The main role of the Registrar of Indigenous Corporations is to administer the Corporations (Aboriginal and Torres Strait Islander) Act 2006 (CATSI Act) which guides how corporations registered under the Act should run.
The Registrar’s office (ORIC) doesn’t run your corporation... you do.
ORIC’s job is to provide you with the tools and information to help you to run your corporation. This is not the same as running your corporation for you. It’s your corporation. It’s your job to run it.
'Each member has a personal responsibility to be involved in the life of their corporation. Everyone should try to make positive contributions and be open to learning new skills. This is how you make your corporation strong.'
As you practise new skills you of course get better at using them, and when you teach them to others you’re empowering those around you. This builds capacity and leads to self-reliance, which is the way it should be.
Practical ‘hands-on’ learning is learning that lasts.
ORIC is always ready to assist members and other clients to understand the requirements of the CATSI Act and the corporation’s rule book. This is our role. We want to support YOU to run YOUR corporation to the highest standards possible.
BUT there are a few areas where we’re just not allowed to help. The CATSI Act expressly prevents us—for instance:
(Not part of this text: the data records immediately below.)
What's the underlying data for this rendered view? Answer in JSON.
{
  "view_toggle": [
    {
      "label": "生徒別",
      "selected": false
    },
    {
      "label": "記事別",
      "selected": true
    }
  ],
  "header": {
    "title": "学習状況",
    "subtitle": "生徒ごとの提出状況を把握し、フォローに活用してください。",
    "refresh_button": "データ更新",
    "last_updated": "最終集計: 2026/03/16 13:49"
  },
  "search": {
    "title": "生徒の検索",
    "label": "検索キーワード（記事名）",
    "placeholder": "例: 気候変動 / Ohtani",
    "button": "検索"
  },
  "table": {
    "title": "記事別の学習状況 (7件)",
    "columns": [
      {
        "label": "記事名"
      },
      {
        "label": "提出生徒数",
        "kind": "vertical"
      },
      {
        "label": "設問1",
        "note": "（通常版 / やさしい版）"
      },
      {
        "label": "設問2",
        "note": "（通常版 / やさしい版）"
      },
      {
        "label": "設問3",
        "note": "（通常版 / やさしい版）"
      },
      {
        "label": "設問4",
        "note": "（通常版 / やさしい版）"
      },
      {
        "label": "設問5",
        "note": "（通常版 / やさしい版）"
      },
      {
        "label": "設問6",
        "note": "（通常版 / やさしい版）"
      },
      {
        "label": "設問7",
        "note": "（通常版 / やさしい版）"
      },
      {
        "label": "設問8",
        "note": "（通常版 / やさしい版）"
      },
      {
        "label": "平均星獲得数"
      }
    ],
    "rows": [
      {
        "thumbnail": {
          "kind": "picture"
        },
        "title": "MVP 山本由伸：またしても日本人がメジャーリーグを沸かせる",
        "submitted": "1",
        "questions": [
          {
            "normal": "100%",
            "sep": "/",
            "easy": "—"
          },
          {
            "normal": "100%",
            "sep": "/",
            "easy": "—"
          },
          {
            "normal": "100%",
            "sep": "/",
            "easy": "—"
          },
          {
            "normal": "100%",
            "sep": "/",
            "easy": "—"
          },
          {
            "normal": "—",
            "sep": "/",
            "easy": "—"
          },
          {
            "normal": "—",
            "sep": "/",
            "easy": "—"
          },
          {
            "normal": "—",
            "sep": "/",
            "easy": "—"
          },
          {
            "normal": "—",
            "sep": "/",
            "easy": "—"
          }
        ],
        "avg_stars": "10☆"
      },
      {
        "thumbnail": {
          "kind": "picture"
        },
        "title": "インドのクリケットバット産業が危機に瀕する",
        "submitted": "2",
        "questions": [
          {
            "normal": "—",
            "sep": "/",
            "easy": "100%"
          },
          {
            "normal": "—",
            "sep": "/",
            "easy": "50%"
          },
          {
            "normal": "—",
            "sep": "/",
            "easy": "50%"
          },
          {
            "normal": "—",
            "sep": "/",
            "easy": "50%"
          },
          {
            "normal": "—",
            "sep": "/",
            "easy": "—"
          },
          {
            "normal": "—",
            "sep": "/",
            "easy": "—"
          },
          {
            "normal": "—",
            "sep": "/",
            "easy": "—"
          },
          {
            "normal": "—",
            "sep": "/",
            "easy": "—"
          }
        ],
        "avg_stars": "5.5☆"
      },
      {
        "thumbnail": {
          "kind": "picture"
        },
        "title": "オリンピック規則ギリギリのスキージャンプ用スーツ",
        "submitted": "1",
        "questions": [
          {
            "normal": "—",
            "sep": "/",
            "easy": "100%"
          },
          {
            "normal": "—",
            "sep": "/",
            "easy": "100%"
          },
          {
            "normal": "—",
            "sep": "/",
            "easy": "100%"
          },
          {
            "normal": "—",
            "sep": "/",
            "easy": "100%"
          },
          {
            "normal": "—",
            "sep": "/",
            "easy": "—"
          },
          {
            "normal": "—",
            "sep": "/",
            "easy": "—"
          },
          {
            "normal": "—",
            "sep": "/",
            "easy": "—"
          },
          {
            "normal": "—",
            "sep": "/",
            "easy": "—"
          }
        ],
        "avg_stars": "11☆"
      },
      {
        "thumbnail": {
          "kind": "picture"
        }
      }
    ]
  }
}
Membership of a corporation
Issues about membership are often brought up with ORIC but the CATSI Act requirement is quite clear (CATSI Act Division 144). It says directors make the final decision on membership applications.
A problem arises when people apply for but are subsequently denied membership of a corporation and disagree with the decision. They believe ORIC should intervene and overturn the decision. However, this is not possible. ORIC can’t prescribe membership of a corporation—that is, ORIC can’t decide who should be members. That is up to the corporation. ORIC also can’t assist individuals who have been rejected. The CATSI Act is very clear on this.
Where directors fail to deal with applications for membership within a reasonable time, ORIC will check to make sure a breach of directors’ duties hasn’t occurred (such as to act in the best interests of the corporation). In some cases where family associations need to be verified, the process can take some time—and this must be taken into consideration. Yet, where there are no reasons for lengthy waiting periods, ORIC may write to the corporation urging the directors to complete their application reviews without further delay.
Instructing senior staff
ORIC can’t give direction to the senior staff of a corporation. Under the CATSI Act, the directors are appointed by the members to manage the corporation’s business (CATSI Act section 274-1). This includes employing senior staff (such as a CEO or manager) to help them with the practical day-to-day operations, like ensuring that all legislative requirements and funding agreements are met.
If the directors have a problem with the behaviour or performance of senior corporation staff, it’s up to them to resolve it. Corporation senior staff report to the directors, so if the directors are unhappy or worried about what senior staff are doing—or not doing—they must tackle the issue themselves. The relationship between directors and staff is outside of ORIC’s scope. While we can suggest possible strategies that directors might use, we can’t directly intervene (unless criminal activity is suspected).
Corporations should not take action against any employee without first getting advice from either their legal advisers or, at the very least, from the Fair Work Commission. Failing to do so could expose your corporation to legal action if the directors don’t comply with contracts or industrial relations laws.
There are a number of policy statements and fact sheets on the ORIC website that can further explain the Registrar’s roles and powers. These can be accessed from www.oric.gov.au.
Members not happy with directors
Sometimes members may disagree with the way the directors are governing their corporation, including the staff they employ and how they manage them. These members should try, in the first instance, to work out the matter informally by talking to the directors and getting to the bottom of the problem. ORIC can’t intervene where the issue is a difference of opinion about an operational or management matter—this is for the corporation to work out.
If after talking to the directors the members are still not satisfied they can request a members’ meeting to change the directors, if there are enough members who support a change.
See the Registrar’s fact sheet Members’ rights and your corporation’s rule book on ‘members’ request to call a general meeting’ and the ‘removal of directors’.
All corporations should have policies and guidelines to guide them on how to deal with disputes or complaints from members. If you don’t have guidelines, take time to develop them. If all parties understand that there is a proper process to follow the outcome is more likely to be accepted.
Every corporation would benefit from:
If the corporation’s clients have concerns about the quality and delivery of services, they should raise them with the corporation’s staff or directors. Delivery of the corporation’s services is not a matter for ORIC.
Have you called your AGM?
All corporations must hold an annual general meeting (AGM) before 30 November.
All corporations must lodge reports with the Registrar every year, between 1 July and 31 December. The reports for each corporation will vary. Go to https://online.oric.gov.au to lodge online.
Corporations that don’t lodge their 2015–16 reports by 31 December 2016 could face prosecution. The maximum penalty for each report not lodged is $22,500 for corporations.